A recent High Court case has reaffirmed that a lender is not under a general tortious duty to provide advice to borrowers where they have not specifically agreed to do so, writes Greg Standing, partner and head of Retail & Finance Automotive Sector Group at Gowling WLG
Lenders do not owe a duty of care in contract or tort to advise borrowers of a potentially onerous clause in a loan agreement.
This was recently reaffirmed by the High Court in the case of Finch v Lloyds TSB Bank PLC. The claim advanced in this case was not that advice had been sought or given and was negligent or misleading.
Rather it was that, because of the close relationship between the bank and the borrower, the bank was under a contractual and tortious duty to give voluntary advice that was or might be contrary to its own commercial best interest, and had failed to do so.
In Finch v Lloyds TSB, the bank and a company (B) entered into a 10-year fixed-rate loan for £11.6m (€13.7m).
The claimant (as assignee of B’s cause of action) alleged the bank had owed B a duty to advise it of onerous terms in the loan agreement, and in particular that it would be liable for any break costs associated with repaying the loan early (the break cost clause) but that it had failed to do so.
The claimant alleged that it was only after entering into the loan and when it sought to refinance, that the bank advised that the break costs would include costs incurred in having to break a swap agreement entered into and were likely to be in excess of £1.5m.
The claimant argued B could not refinance its borrowings without borrowing those additional break costs, and as a result was unable to refinance at a lower interest rate.

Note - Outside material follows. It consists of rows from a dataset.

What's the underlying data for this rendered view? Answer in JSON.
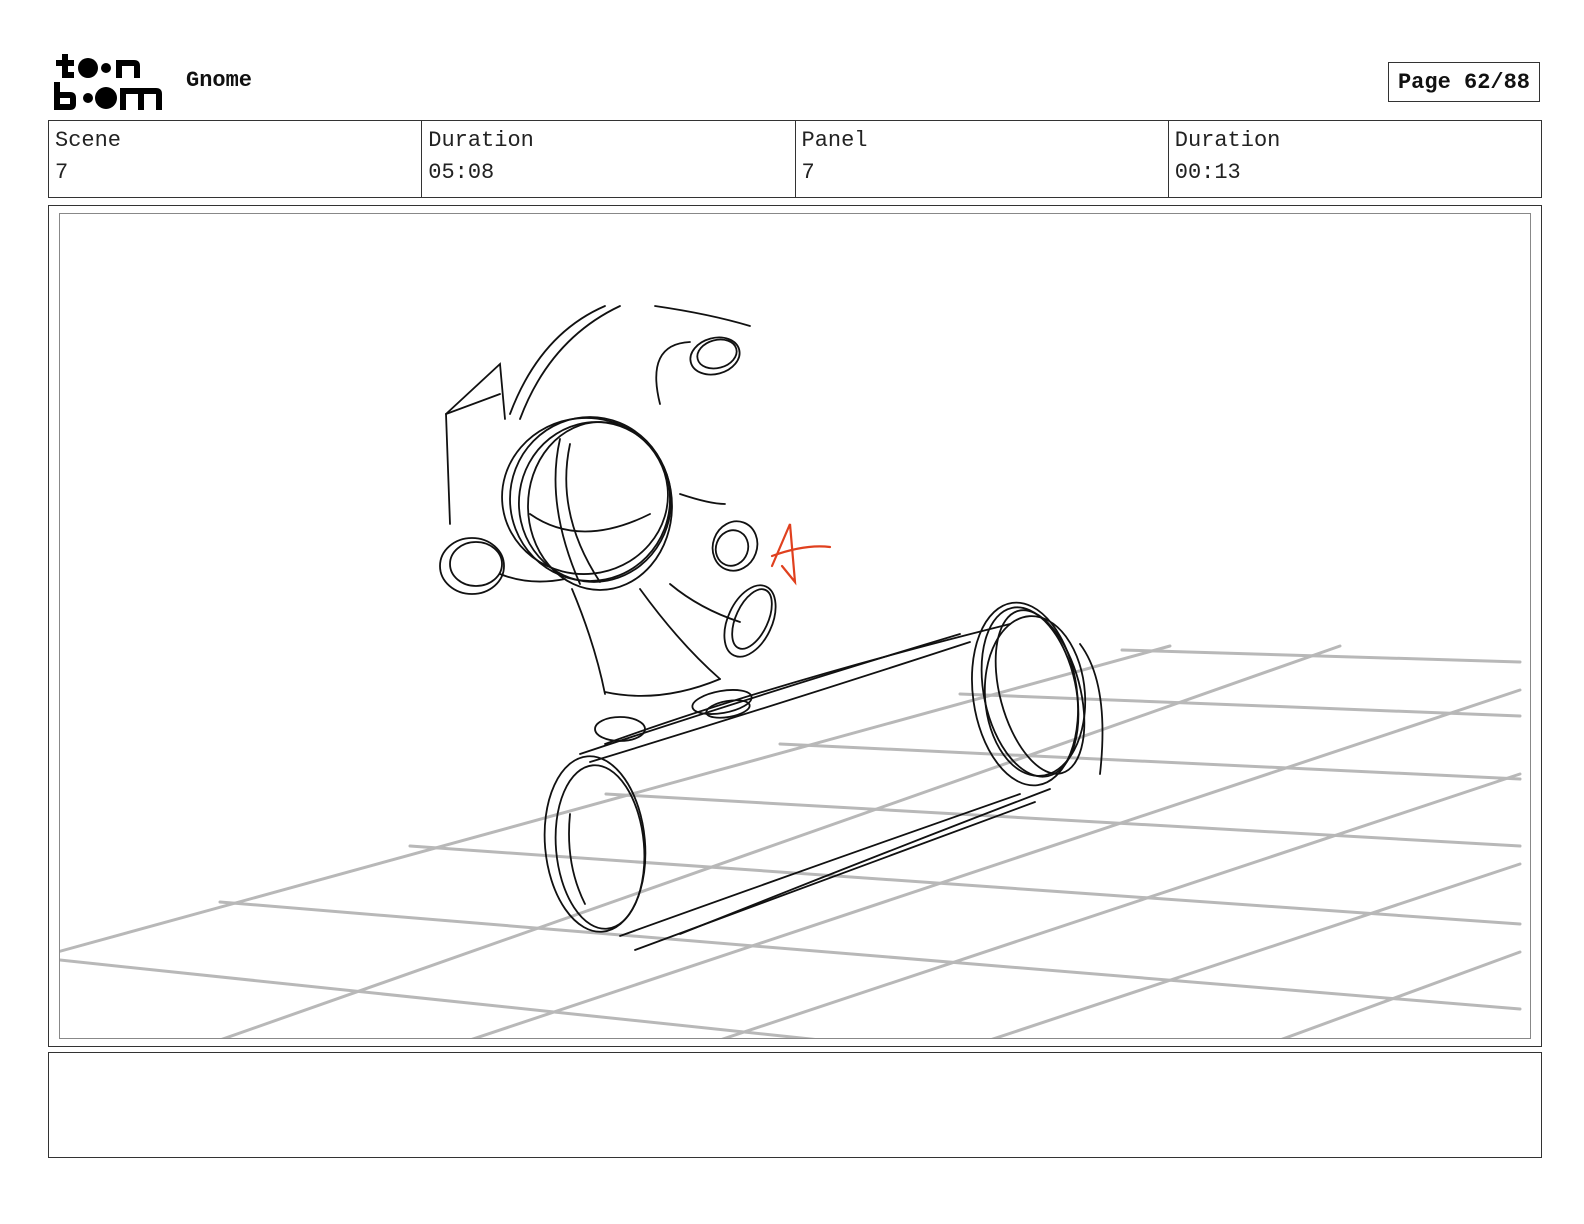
{
  "header": {
    "logo_text": "toon boom",
    "project_title": "Gnome",
    "page_label": "Page 62/88"
  },
  "info": {
    "scene_label": "Scene",
    "scene_value": "7",
    "scene_duration_label": "Duration",
    "scene_duration_value": "05:08",
    "panel_label": "Panel",
    "panel_value": "7",
    "panel_duration_label": "Duration",
    "panel_duration_value": "00:13"
  },
  "colors": {
    "sketch_stroke": "#111111",
    "grid_stroke": "#b8b8b8",
    "annotation_red": "#e0401e"
  },
  "notes": {
    "text": ""
  }
}
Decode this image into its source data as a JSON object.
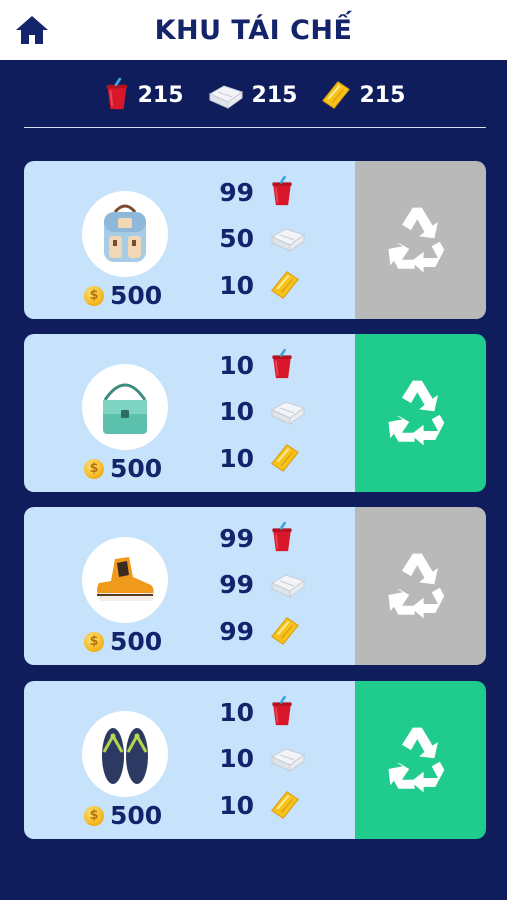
{
  "header": {
    "title": "KHU TÁI CHẾ",
    "home_icon": "home-icon"
  },
  "resources": [
    {
      "icon": "cup-icon",
      "count": "215"
    },
    {
      "icon": "paper-icon",
      "count": "215"
    },
    {
      "icon": "wrapper-icon",
      "count": "215"
    }
  ],
  "colors": {
    "background": "#0f1d5c",
    "card": "#c7e2fb",
    "recycle_enabled": "#1fcc8d",
    "recycle_disabled": "#b9b9b9",
    "text": "#13246a"
  },
  "items": [
    {
      "icon": "backpack-icon",
      "price": "500",
      "requirements": {
        "cup": "99",
        "paper": "50",
        "wrapper": "10"
      },
      "recycle_enabled": false,
      "recycle_icon": "recycle-icon"
    },
    {
      "icon": "shoulder-bag-icon",
      "price": "500",
      "requirements": {
        "cup": "10",
        "paper": "10",
        "wrapper": "10"
      },
      "recycle_enabled": true,
      "recycle_icon": "recycle-icon"
    },
    {
      "icon": "sneaker-icon",
      "price": "500",
      "requirements": {
        "cup": "99",
        "paper": "99",
        "wrapper": "99"
      },
      "recycle_enabled": false,
      "recycle_icon": "recycle-icon"
    },
    {
      "icon": "flip-flops-icon",
      "price": "500",
      "requirements": {
        "cup": "10",
        "paper": "10",
        "wrapper": "10"
      },
      "recycle_enabled": true,
      "recycle_icon": "recycle-icon"
    }
  ]
}
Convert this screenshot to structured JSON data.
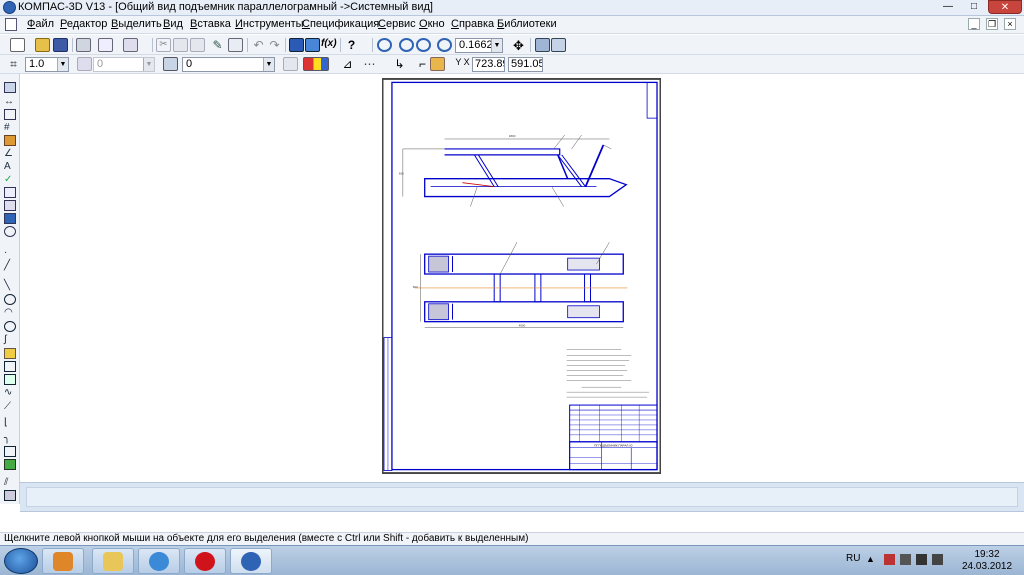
{
  "window": {
    "title": "КОМПАС-3D V13 - [Общий вид подъемник параллелограмный ->Системный вид]",
    "minimize": "—",
    "maximize": "□",
    "close": "✕"
  },
  "menu": {
    "items": [
      "Файл",
      "Редактор",
      "Выделить",
      "Вид",
      "Вставка",
      "Инструменты",
      "Спецификация",
      "Сервис",
      "Окно",
      "Справка",
      "Библиотеки"
    ]
  },
  "toolbar1": {
    "zoom_value": "0.1662"
  },
  "toolbar2": {
    "scale_value": "1.0",
    "layer_value": "0",
    "style_value": "0",
    "coord_x": "723.89",
    "coord_y": "591.05"
  },
  "drawing": {
    "dim_top": "1800",
    "dim_side": "810",
    "dim_bottom": "4500",
    "dim_left_small": "600",
    "title_block_text": "ПГ.ПОДЪЕМНИК.ПАРАЛ.00"
  },
  "statusbar": {
    "hint": "Щелкните левой кнопкой мыши на объекте для его выделения (вместе с Ctrl или Shift - добавить к выделенным)"
  },
  "taskbar": {
    "lang": "RU",
    "time": "19:32",
    "date": "24.03.2012"
  },
  "colors": {
    "drawing_line": "#0000cc",
    "accent_blue": "#2f63b4",
    "close_red": "#c7453c"
  }
}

This ultimately meant B’s business failed and B went into administration.
The claimant also alleged the bank had negligently misrepresented that the loan had been tailored to suit B’s needs. It brought claims against the bank for breach of contract, negligence and negligent misrepresentation.
The court’s findings
The High Court dismissed the claim.
No contract to be breached
The claimant alleged a breach of the Supply of Goods and Services Act 1982 (1982 Act) s13, which implies a term that a supplier will carry out the service with reasonable skill and care.
However, the claimant had not pleaded or proved any contract which imposed a duty on the bank to provide a service that included the provision of advice, and so the 1982 Act was not engaged.
The bank owed no contractual duty to give advice to B on the existence or effect of the break cost clause, either under the 1982 Act or at common law generally.
The court found it unarguable that a contract to advise had arisen out of the closeness of the relationship built between the parties during the loan negotiation period. The relationship between B and the bank was based on self-interest but their respective commercial interests were diametrically opposed, and B had been represented by professional advisers throughout the negotiations.
No duty to advise
Neither was the bank under a tortious duty to give disinterested voluntary advice that was, or might be, contrary to its commercial best interests.
There is no general duty in tort for a lender to provide advice to a customer. Such an advisory duty could exist but that would be in exceptional circumstances which were markedly different to the conventional banker and customer relationship. This would be particularly so where a bank was pitching a product to a new customer and where that potential customer was represented by professional advisers.
To find a tortious duty of care existed in such circumstances would go further than any of the authorities cited to the court permitted. B’s own accountants and solicitors should have advised it on the break cost clause or raised enquiries of the bank if they considered the clause uncertain.
The use by the bank of the phrase ‘trusted adviser’ was made in a marketing context and was not sufficient to import a duty of care.
The claim for negligent misrepresentation – that the bank would tailor a product to the needs of B’s investors but had failed to do so – also failed.
The claimant failed to establish that B had intended to repay the loan early or that the bank knew that two of B’s investors wished to exit within five years.
The bank had tailor-made the loan to B’s requirements to the extent those requirements had been made known to it (amount, term and inclusion of a repayment holiday) and to the extent the bank, in its commercial judgment, was prepared to do so.
The bank was not required to offer facilities on terms that subordinated its commercial interests to those of B and its investors.
This is a helpful judgment to banks and other financial entities.
It confirms that a lender is not under a general tortious duty to provide advice to borrowers where they have not specifically agreed to do so. In the absence of any express regulatory obligations, lenders and other financial entities are unlikely to be liable to their customers for failing to ensure that the customer understands the product it is buying.
If a lender does however provide advice, then it must do so with reasonable care and skill. If there are unusual terms or features in an agreement, then although a lender may not be obliged to draw them to the borrower’s attention, it might be best practice to do so or advise that independent legal advice is obtained.<